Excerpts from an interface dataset
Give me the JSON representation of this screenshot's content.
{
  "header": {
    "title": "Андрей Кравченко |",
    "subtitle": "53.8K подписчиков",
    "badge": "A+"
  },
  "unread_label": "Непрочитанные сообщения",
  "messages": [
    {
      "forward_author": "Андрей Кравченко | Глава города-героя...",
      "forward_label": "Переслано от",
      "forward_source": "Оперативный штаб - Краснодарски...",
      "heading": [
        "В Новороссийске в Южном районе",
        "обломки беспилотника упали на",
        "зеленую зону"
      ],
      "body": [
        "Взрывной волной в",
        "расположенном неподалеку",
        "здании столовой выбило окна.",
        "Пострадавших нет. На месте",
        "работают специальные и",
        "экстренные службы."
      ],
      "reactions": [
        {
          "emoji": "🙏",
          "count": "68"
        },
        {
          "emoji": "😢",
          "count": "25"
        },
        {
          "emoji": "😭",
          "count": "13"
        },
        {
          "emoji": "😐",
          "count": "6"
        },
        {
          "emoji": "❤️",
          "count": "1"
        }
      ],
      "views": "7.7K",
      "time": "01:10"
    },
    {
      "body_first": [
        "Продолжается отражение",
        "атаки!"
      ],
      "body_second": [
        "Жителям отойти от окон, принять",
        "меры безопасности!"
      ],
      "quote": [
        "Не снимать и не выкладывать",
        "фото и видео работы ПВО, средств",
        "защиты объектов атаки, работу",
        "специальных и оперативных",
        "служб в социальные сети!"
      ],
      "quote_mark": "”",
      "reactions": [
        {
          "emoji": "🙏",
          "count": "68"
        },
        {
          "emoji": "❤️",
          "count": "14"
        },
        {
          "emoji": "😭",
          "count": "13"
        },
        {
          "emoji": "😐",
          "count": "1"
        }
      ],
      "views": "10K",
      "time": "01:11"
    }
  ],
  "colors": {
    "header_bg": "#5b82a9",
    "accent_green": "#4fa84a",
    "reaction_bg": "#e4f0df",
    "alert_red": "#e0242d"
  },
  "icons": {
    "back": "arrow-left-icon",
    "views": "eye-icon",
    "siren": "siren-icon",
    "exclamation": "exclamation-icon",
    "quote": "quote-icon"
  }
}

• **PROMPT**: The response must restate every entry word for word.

• **EXERCISE RESPONSE**:
Give me the JSON representation of this screenshot's content.
{
  "header": {
    "title": "Андрей Кравченко |",
    "subtitle": "53.8K подписчиков",
    "badge": "A+"
  },
  "unread_label": "Непрочитанные сообщения",
  "messages": [
    {
      "forward_author": "Андрей Кравченко | Глава города-героя...",
      "forward_label": "Переслано от",
      "forward_source": "Оперативный штаб - Краснодарски...",
      "heading": [
        "В Новороссийске в Южном районе",
        "обломки беспилотника упали на",
        "зеленую зону"
      ],
      "body": [
        "Взрывной волной в",
        "расположенном неподалеку",
        "здании столовой выбило окна.",
        "Пострадавших нет. На месте",
        "работают специальные и",
        "экстренные службы."
      ],
      "reactions": [
        {
          "emoji": "🙏",
          "count": "68"
        },
        {
          "emoji": "😢",
          "count": "25"
        },
        {
          "emoji": "😭",
          "count": "13"
        },
        {
          "emoji": "😐",
          "count": "6"
        },
        {
          "emoji": "❤️",
          "count": "1"
        }
      ],
      "views": "7.7K",
      "time": "01:10"
    },
    {
      "body_first": [
        "Продолжается отражение",
        "атаки!"
      ],
      "body_second": [
        "Жителям отойти от окон, принять",
        "меры безопасности!"
      ],
      "quote": [
        "Не снимать и не выкладывать",
        "фото и видео работы ПВО, средств",
        "защиты объектов атаки, работу",
        "специальных и оперативных",
        "служб в социальные сети!"
      ],
      "quote_mark": "”",
      "reactions": [
        {
          "emoji": "🙏",
          "count": "68"
        },
        {
          "emoji": "❤️",
          "count": "14"
        },
        {
          "emoji": "😭",
          "count": "13"
        },
        {
          "emoji": "😐",
          "count": "1"
        }
      ],
      "views": "10K",
      "time": "01:11"
    }
  ],
  "colors": {
    "header_bg": "#5b82a9",
    "accent_green": "#4fa84a",
    "reaction_bg": "#e4f0df",
    "alert_red": "#e0242d"
  },
  "icons": {
    "back": "arrow-left-icon",
    "views": "eye-icon",
    "siren": "siren-icon",
    "exclamation": "exclamation-icon",
    "quote": "quote-icon"
  }
}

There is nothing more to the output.